• Task goal: Determine the number of lines in the listing below in which the word "icon" is present, and state it without comment.

——————————

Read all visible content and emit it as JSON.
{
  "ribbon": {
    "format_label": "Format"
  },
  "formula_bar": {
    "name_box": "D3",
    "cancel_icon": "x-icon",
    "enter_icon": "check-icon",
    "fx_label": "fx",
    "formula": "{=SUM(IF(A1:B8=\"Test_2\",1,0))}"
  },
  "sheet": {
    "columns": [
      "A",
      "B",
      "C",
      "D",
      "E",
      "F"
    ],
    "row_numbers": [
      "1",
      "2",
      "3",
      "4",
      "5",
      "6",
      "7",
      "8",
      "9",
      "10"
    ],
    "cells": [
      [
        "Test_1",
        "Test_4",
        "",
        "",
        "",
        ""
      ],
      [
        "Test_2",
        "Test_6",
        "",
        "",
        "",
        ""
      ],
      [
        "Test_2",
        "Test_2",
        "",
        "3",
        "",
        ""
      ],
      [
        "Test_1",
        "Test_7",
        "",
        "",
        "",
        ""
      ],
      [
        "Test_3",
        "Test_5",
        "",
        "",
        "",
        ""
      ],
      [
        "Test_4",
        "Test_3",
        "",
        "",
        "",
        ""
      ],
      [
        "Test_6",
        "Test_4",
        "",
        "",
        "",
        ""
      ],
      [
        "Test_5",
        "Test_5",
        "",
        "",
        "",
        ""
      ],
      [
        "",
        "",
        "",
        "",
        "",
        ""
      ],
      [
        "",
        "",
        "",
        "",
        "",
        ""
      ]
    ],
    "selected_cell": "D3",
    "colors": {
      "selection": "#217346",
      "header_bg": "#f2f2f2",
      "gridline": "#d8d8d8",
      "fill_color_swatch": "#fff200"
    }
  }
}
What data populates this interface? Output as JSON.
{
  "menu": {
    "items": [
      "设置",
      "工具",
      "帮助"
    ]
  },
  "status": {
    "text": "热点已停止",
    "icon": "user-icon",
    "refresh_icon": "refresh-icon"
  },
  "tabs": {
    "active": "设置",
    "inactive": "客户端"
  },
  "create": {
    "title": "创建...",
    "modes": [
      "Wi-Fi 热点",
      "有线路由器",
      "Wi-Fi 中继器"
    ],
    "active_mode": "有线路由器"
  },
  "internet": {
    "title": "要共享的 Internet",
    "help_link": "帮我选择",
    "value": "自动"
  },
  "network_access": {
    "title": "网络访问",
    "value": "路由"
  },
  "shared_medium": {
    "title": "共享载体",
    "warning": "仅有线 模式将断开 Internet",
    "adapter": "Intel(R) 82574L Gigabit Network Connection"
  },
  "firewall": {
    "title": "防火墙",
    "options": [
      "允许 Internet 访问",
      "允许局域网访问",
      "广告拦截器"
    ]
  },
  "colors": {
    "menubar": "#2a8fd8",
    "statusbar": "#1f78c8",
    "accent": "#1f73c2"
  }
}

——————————

• Expected answer: 4